(Exercise requirements): State the count of lines below featuring the word "active", and write nothing further.

(Element data from apps and pages):

= Beginning of Section =

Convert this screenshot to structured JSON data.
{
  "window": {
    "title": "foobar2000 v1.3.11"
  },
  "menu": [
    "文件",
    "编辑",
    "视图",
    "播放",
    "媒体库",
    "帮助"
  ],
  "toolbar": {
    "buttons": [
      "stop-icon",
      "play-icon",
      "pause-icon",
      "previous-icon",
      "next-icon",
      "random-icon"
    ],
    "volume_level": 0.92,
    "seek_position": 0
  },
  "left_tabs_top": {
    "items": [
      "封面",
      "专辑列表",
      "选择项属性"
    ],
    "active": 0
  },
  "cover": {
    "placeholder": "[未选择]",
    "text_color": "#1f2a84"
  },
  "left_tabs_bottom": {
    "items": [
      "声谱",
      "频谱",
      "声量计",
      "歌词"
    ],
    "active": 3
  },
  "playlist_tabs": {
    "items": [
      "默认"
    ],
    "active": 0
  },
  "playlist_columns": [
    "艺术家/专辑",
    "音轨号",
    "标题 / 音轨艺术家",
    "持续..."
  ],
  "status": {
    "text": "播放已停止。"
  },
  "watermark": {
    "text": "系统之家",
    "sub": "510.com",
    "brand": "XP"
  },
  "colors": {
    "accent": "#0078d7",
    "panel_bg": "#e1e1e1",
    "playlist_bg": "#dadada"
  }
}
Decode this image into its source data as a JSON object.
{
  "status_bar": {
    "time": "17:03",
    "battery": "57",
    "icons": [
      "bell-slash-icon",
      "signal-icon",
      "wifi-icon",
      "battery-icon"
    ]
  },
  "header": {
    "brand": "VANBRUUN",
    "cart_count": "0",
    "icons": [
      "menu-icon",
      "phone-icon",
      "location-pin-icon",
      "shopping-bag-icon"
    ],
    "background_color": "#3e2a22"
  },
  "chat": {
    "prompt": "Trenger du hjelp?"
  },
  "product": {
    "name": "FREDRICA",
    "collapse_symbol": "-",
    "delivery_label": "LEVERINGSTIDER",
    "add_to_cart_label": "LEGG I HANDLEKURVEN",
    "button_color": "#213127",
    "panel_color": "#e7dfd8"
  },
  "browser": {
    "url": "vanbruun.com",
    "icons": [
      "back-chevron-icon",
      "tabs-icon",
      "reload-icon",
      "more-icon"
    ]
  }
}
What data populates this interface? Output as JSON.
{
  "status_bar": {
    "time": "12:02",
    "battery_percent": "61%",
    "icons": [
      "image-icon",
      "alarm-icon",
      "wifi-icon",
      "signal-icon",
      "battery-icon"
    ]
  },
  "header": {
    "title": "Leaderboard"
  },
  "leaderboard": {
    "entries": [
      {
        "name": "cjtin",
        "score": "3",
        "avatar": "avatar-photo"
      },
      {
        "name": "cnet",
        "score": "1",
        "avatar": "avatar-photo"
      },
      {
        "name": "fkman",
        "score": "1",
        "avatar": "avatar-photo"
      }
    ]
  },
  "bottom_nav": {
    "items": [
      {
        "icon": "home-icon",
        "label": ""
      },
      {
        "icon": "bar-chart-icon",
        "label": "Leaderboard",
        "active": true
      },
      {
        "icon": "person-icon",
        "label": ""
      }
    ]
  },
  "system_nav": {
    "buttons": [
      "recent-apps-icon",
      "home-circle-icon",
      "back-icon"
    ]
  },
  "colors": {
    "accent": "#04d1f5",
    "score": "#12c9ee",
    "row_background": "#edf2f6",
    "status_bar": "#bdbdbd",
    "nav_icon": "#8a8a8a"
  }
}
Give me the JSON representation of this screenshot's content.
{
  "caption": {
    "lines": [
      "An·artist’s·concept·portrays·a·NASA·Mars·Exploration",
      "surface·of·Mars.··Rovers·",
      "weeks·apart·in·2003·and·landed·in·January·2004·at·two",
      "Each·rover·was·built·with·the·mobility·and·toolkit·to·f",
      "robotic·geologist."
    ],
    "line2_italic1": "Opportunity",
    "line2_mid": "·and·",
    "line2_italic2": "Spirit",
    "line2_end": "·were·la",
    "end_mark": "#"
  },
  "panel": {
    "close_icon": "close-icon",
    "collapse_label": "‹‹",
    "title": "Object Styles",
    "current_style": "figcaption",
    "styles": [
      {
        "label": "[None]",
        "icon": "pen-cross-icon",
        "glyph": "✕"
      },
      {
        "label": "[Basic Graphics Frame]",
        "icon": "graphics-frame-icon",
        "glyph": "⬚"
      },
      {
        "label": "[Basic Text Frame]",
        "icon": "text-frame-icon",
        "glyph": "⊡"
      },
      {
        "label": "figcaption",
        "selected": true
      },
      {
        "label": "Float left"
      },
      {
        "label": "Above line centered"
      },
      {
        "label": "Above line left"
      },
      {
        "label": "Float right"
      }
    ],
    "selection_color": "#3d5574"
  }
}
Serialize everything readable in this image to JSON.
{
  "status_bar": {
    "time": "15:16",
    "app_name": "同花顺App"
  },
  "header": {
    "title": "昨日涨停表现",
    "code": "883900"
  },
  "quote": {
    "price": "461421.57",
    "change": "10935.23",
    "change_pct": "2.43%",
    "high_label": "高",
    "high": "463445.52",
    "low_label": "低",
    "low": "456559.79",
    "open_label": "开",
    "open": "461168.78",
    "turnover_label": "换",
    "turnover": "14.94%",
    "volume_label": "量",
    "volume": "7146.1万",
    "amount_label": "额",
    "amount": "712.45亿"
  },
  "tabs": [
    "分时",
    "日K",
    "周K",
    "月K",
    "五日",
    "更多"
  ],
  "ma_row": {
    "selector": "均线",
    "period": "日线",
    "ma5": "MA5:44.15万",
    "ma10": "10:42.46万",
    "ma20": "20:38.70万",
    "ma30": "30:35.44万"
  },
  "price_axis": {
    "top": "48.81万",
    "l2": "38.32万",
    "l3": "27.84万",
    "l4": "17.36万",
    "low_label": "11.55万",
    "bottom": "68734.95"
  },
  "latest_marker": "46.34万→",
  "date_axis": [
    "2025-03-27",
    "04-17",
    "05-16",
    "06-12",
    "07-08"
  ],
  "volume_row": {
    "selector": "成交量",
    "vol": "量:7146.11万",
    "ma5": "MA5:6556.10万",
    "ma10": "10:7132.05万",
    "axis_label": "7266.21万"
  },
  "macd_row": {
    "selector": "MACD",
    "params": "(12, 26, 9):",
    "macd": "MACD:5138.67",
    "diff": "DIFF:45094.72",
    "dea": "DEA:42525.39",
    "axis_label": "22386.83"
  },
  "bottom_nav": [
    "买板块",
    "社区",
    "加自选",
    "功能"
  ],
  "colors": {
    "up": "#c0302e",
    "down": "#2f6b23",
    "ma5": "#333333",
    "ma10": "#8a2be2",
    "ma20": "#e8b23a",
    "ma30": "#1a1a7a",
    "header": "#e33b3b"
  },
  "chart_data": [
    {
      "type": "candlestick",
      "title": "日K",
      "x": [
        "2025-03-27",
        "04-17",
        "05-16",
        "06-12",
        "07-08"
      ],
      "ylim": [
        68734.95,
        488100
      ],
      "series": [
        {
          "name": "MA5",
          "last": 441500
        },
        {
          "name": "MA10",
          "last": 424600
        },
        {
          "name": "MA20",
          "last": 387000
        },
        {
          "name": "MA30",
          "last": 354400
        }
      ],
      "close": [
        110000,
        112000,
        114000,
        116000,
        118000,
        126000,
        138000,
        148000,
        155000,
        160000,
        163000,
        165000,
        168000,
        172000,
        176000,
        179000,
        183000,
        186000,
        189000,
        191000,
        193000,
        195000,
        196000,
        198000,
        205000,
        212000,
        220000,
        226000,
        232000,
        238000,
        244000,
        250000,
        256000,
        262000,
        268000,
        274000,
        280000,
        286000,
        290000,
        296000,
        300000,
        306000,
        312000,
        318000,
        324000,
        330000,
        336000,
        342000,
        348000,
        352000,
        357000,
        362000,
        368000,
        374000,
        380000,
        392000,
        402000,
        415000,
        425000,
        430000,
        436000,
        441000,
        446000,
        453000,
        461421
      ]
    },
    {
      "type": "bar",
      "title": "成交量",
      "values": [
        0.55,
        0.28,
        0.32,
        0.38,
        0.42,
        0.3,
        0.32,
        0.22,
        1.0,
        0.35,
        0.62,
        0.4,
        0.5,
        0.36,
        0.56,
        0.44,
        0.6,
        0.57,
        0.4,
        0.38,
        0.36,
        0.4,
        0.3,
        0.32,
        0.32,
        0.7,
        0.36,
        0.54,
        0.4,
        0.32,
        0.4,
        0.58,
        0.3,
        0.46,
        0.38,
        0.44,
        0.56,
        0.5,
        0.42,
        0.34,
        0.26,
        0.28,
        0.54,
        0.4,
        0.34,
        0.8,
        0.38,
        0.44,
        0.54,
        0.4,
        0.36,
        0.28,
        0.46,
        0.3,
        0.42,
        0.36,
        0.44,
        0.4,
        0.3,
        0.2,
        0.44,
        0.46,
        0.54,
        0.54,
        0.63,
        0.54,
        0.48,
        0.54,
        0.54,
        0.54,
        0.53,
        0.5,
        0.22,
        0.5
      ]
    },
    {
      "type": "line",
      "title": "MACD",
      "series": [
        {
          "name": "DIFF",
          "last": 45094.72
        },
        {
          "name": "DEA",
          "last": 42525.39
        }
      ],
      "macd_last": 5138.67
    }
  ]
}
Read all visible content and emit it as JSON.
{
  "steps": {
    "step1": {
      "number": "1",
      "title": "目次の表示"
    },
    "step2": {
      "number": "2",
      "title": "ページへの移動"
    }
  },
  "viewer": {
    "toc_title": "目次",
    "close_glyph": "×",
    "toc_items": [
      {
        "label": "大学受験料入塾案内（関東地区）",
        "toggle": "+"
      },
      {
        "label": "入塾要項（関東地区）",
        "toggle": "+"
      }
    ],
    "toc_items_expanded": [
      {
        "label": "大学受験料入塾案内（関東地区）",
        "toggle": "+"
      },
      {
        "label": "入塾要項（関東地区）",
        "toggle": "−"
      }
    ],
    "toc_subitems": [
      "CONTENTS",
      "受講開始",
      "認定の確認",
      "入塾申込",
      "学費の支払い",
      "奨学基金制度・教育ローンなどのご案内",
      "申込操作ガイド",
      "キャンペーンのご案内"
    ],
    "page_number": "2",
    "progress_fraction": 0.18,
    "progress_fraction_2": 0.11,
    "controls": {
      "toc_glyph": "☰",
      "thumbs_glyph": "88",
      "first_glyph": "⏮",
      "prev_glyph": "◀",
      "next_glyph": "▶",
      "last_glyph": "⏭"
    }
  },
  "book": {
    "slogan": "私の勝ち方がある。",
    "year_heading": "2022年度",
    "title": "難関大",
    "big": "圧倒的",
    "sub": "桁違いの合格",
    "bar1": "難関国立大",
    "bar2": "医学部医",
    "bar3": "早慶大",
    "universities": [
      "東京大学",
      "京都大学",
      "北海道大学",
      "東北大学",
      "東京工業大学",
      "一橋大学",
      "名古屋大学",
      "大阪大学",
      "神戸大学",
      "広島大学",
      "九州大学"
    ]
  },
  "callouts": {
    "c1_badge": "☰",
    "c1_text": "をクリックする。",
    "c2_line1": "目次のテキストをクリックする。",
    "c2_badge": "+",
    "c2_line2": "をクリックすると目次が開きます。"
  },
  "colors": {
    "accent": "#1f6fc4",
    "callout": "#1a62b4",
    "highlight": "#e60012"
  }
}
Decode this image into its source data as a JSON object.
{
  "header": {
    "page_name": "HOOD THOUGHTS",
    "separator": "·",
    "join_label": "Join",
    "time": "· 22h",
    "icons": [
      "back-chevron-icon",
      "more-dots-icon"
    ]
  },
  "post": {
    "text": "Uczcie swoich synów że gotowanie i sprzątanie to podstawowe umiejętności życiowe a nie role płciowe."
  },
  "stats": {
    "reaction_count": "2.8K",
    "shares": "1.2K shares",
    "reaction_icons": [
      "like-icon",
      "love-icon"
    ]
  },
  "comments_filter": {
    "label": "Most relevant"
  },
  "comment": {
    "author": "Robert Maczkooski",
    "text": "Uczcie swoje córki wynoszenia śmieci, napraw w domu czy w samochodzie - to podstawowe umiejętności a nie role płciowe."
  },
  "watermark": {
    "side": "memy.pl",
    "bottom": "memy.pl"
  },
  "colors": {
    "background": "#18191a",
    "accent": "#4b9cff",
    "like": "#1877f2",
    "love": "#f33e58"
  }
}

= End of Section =

(Output for this task): 4